New Wisconsin study on viruses in drinking water could have national impactA Wisconsin study that shows a connection between viruses in drinking water and human illness is likely to have a national impact and could eventually lead to federal rules requiring treatment of all public water systems, according to experts.
By: By Ron Seely, The Wisconsin State Journal, Superior Telegram
A Wisconsin study that shows a connection between viruses in drinking water and human illness is likely to have a national impact and could eventually lead to federal rules requiring treatment of all public water systems, according to experts.
The research, published online Friday by the journal Environmental Health Perspectives, was conducted in 14 Wisconsin communities by Mark Borchardt and Susan K. Spencer, microbiologists with the Marshfield Clinic Research Foundation. Both Borchardt and Spencer now work at the U.S. Department of Agriculture's Agricultural Research Service in Marshfield.
The two-year study was among the first to closely link the presence of viruses in tap water to sickness in people drinking that water. The evidence in the study was so powerful that it resulted, even before its formal publication, in a state law in Wisconsin that required treatment of all municipal drinking water systems in the state.
That law was rescinded by the Republican-controlled state Legislature a year ago. State Rep. Erik Severson, R-Star Prairie, sponsored an amendment that removed the requirement, arguing that the rule was an unnecessary financial and bureaucratic burden on communities with already strong water standards.
At least 60 communities in Wisconsin do not treat drinking water with chlorine or ultraviolet light, both of which kill the contaminants, according to the DNR. The study found the source of viruses contaminating drinking water was likely wastewater coming from leaking sanitary sewers.
Jill Jonas, director of the state Department of Natural Resources' Bureau of Drinking Water and Groundwater, said Thursday that Borchardt's study has prompted the U.S. Environmental Protection Agency to begin a nationwide sampling program that could eventually result in a federal rule requiring treatment.

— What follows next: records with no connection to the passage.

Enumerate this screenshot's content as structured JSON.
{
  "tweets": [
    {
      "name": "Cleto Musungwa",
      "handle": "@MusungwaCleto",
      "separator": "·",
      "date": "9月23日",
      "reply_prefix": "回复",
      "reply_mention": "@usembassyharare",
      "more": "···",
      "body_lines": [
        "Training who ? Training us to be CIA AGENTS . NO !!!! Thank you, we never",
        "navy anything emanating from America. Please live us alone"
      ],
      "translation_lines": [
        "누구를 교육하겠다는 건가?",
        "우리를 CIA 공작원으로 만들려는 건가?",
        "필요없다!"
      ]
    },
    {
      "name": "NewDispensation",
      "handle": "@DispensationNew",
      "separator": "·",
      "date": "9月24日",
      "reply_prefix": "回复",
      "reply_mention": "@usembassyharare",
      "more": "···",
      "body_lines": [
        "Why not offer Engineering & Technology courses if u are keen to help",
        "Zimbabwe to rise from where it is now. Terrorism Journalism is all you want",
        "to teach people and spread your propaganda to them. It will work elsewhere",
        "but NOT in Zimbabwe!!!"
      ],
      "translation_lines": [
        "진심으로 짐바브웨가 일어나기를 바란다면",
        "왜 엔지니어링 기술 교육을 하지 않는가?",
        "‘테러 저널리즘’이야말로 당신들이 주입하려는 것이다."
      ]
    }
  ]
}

"It's a significant study that has national implications," Jonas said.
The EPA-funded study showed that:
--All 14 communities studied during the two-year project had human viruses in their tap water. Of 1,204 samples, 287, or 24 percent, were virus positive.
--The higher the virus concentration, the higher the rate of illness found in each community.

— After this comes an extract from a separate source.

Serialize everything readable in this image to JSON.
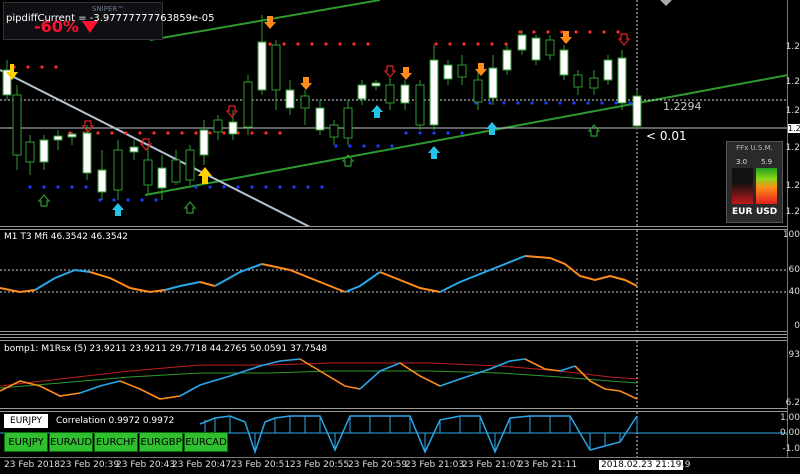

--The type of virus found in drinking water most strongly related to illness was norovirus, the same virus notorious for causing outbreaks on cruise ships.
--During one part of the study, when norovirus was very common in one community's tap water, the proportion of illness in children younger than 5 years old attributable to their drinking water could have been as high as 63 percent.
(c)2012 The Wisconsin State Journal (Madison, Wis.)
Visit The Wisconsin State Journal (Madison, Wis.) at www.wisconsinstatejournal.com
Distributed by MCT Information Services